* EXERCISE REQUIREMENTS
Wherever the string "Показы" shows up in the data below, copy the whole line.
(SOURCE RECORDS Opens)
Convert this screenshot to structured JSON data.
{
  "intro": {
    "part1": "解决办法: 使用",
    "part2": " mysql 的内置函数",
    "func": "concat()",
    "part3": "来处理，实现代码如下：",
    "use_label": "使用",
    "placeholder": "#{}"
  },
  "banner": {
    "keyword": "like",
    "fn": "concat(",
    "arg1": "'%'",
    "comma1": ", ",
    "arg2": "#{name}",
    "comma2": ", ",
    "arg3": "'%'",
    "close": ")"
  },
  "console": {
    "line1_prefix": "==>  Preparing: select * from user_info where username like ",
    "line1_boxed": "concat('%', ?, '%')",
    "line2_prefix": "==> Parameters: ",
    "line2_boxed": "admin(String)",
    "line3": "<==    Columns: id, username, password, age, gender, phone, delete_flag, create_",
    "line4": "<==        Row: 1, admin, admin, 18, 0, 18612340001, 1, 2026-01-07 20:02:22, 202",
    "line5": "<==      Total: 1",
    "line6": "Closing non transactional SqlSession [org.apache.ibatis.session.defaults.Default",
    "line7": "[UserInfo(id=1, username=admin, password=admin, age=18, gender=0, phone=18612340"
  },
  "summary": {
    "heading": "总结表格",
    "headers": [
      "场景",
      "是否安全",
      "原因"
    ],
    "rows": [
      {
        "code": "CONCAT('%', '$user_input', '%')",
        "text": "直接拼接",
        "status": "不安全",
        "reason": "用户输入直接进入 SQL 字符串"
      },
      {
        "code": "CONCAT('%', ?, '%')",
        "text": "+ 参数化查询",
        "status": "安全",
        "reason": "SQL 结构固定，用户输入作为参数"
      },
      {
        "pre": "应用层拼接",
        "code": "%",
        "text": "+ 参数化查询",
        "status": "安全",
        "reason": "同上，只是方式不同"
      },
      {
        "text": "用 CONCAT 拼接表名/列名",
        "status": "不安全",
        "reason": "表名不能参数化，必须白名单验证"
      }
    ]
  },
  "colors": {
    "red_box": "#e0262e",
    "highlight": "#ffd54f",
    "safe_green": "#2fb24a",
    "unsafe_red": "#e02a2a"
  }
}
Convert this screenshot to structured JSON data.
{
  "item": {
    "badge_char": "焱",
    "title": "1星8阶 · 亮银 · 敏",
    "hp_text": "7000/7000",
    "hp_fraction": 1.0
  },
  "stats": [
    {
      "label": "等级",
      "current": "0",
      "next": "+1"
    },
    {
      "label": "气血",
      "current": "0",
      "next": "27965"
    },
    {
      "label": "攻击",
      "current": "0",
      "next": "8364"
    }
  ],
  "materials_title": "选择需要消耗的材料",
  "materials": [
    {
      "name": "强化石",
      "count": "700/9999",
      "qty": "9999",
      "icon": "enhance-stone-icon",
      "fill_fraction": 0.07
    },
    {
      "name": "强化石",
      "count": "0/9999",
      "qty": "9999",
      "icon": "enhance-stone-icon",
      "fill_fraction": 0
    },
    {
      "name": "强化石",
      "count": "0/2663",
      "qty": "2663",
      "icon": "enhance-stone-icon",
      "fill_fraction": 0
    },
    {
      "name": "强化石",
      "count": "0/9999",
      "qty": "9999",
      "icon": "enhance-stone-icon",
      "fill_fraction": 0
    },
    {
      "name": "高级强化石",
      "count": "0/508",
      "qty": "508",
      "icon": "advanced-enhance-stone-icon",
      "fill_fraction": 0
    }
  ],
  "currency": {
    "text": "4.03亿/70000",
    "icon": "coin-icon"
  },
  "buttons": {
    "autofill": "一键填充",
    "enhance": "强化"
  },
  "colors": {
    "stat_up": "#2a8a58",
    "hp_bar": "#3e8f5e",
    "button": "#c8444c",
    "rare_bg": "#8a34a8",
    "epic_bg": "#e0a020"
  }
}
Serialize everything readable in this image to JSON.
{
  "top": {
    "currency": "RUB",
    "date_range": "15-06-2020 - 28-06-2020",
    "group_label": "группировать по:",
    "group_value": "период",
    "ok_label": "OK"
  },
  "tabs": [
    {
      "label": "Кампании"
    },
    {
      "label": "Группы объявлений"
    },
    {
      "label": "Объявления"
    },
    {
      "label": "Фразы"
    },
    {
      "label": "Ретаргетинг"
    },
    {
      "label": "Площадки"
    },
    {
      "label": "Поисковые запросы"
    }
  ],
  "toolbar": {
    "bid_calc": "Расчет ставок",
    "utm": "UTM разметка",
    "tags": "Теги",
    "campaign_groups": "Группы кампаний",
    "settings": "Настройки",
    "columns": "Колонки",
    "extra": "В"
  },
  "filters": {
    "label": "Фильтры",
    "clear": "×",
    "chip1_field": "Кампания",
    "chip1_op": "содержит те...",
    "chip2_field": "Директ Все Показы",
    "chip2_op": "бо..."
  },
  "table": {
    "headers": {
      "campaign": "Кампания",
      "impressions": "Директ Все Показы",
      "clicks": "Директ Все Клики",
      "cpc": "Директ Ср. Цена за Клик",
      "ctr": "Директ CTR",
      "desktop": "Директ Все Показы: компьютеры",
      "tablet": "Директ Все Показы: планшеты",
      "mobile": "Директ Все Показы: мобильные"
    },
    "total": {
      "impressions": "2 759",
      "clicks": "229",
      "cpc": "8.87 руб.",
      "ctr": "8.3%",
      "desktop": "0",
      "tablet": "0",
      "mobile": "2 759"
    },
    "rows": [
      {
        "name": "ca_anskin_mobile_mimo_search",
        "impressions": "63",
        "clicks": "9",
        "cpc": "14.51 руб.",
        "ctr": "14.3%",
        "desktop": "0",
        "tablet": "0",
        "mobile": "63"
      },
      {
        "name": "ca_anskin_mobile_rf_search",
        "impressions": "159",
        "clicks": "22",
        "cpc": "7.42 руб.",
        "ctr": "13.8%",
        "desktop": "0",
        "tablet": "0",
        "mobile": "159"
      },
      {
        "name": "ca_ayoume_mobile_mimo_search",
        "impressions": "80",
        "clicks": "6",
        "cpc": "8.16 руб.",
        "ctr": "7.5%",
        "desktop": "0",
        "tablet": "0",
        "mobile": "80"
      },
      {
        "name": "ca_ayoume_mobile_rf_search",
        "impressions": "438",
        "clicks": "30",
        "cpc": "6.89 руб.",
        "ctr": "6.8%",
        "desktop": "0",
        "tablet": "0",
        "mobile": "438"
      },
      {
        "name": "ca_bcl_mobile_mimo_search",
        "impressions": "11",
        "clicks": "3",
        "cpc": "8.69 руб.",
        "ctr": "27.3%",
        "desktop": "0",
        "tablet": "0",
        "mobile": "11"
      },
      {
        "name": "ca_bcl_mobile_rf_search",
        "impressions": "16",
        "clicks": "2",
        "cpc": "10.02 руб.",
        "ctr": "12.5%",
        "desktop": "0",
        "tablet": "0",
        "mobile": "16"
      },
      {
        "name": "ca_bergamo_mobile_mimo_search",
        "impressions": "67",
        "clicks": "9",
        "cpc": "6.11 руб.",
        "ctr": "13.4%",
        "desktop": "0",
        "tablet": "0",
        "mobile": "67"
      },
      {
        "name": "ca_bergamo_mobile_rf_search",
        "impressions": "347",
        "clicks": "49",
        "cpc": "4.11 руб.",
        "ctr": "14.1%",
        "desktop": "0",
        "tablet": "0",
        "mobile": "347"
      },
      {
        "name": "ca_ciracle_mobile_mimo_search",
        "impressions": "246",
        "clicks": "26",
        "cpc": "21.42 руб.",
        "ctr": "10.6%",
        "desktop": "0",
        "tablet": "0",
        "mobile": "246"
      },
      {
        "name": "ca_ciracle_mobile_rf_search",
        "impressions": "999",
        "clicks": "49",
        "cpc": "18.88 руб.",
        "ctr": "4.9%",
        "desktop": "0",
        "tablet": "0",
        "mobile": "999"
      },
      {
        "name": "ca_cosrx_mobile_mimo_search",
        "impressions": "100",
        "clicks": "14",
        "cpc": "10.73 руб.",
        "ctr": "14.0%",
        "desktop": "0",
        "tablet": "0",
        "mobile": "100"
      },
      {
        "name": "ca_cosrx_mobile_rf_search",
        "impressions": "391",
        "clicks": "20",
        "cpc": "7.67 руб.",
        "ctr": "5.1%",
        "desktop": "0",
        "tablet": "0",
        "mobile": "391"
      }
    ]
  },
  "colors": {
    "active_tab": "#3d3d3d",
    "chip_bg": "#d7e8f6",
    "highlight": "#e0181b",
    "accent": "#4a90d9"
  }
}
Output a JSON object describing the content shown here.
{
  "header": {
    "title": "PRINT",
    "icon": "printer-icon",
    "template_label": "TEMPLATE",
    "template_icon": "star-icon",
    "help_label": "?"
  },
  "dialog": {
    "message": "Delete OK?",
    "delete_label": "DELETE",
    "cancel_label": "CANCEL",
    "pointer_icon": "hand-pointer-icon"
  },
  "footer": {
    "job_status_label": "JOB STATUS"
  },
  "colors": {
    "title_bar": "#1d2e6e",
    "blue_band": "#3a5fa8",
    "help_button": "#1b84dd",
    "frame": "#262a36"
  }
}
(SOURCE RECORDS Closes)
* SOLUTION FOR THIS PROBLEM
    "chip2_field": "Директ Все Показы",
      "impressions": "Директ Все Показы",
      "desktop": "Директ Все Показы: компьютеры",
      "tablet": "Директ Все Показы: планшеты",
      "mobile": "Директ Все Показы: мобильные"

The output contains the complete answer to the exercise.